Today, due to the conjunction of several advances in physical/mechanical modeling, computational capabilities, numerical/mathematical methods, and the development of new manufacturing processes like 3D printing, it is possible to accurately predict the properties of a large range of man-made materials like polymer/ceramic/metallic composites, concrete, or nanostructured materials – and manufacture them with controlled microstructures. While analytical micromechanical models have successfully helped to predict effective properties of heterogeneous materials for idealized microstructures, computational methods, computer capacities and the development of computational multiscale methods permit one to go beyond these restrictive assumptions and to consider realistic or architectured microstructures, with complex behaviors like elastoplasticity, damage, microcracking, or phase changes.

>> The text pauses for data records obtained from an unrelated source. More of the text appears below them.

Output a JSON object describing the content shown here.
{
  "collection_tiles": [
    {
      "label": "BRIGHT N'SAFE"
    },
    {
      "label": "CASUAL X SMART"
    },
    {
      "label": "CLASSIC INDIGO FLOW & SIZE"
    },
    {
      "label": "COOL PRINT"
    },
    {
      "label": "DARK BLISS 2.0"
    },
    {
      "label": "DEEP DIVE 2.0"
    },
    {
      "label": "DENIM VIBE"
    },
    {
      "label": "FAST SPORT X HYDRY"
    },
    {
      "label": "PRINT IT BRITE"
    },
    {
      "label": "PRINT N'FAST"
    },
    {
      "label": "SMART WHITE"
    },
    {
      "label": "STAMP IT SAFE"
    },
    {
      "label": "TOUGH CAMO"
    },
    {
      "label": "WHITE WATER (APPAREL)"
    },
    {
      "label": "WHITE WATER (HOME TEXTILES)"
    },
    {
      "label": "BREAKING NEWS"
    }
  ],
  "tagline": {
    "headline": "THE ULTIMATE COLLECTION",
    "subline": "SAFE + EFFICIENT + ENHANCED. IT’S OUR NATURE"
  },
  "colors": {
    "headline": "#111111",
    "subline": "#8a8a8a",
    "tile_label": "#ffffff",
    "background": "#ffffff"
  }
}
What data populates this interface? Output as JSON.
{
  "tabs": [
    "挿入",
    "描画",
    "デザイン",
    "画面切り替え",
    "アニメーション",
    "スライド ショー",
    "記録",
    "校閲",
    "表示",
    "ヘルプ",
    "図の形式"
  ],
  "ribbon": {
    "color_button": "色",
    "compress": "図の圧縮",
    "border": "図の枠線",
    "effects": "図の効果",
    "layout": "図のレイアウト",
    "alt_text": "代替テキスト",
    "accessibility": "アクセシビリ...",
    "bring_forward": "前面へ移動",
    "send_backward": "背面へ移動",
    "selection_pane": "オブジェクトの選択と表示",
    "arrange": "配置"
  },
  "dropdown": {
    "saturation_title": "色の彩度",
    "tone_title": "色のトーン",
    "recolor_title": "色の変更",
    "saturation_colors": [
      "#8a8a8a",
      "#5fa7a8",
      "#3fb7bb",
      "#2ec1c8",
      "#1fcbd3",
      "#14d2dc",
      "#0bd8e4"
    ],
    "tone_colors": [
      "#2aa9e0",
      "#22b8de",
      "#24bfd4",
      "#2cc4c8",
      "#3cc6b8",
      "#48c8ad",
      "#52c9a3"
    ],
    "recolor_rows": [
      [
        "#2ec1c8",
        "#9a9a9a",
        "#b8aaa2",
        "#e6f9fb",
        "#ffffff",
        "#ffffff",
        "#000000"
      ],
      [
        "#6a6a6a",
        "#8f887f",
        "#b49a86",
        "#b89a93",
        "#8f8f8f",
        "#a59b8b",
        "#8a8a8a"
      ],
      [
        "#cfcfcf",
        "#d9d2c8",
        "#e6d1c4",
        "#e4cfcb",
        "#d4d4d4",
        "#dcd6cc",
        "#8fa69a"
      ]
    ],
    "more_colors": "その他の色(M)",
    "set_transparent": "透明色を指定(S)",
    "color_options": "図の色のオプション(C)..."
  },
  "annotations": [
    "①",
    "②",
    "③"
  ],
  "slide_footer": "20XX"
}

Another new possibility offered by computational multiscale material modeling is to account for several space or time scales, or several models, e.g. atomistic and continuum.
While these developments are quite mature in the research community, their transition into engineering practice has only begun its first faltering steps. One reason is that many difficulties still persist in reaching solutions for industrial problems. Examples include predicting damage from microcracking, prediction of fatigue, and taking into account the complexity of microstructures with all their uncertainties in realistic materials. Another factor is that simulations related to complex material microstructures still involve extensive computational resources in terms of memory and CPU time, and cannot yet be efficiently incorporated in codes.
In this special issue, we invite experts from different disciplines working on open issues for scale-bridging in computational modeling of complex materials. Open problems are, among many others: the modeling and design of materials with emergent behavior (i.e. effective behaviors which are not observed for individual constituents), the reduction of computational costs in multiscale modeling for use in industrial applications, the use of realistic 3D experimental images (e.g. microtomography images), the prediction of damage of complex heterogeneous materials as in 3D printed structures, and the integration of stochastic phenomena.
Edited by: Julien Yvonnet, Paul Steinmann, Marc Geers, and Andrew McBride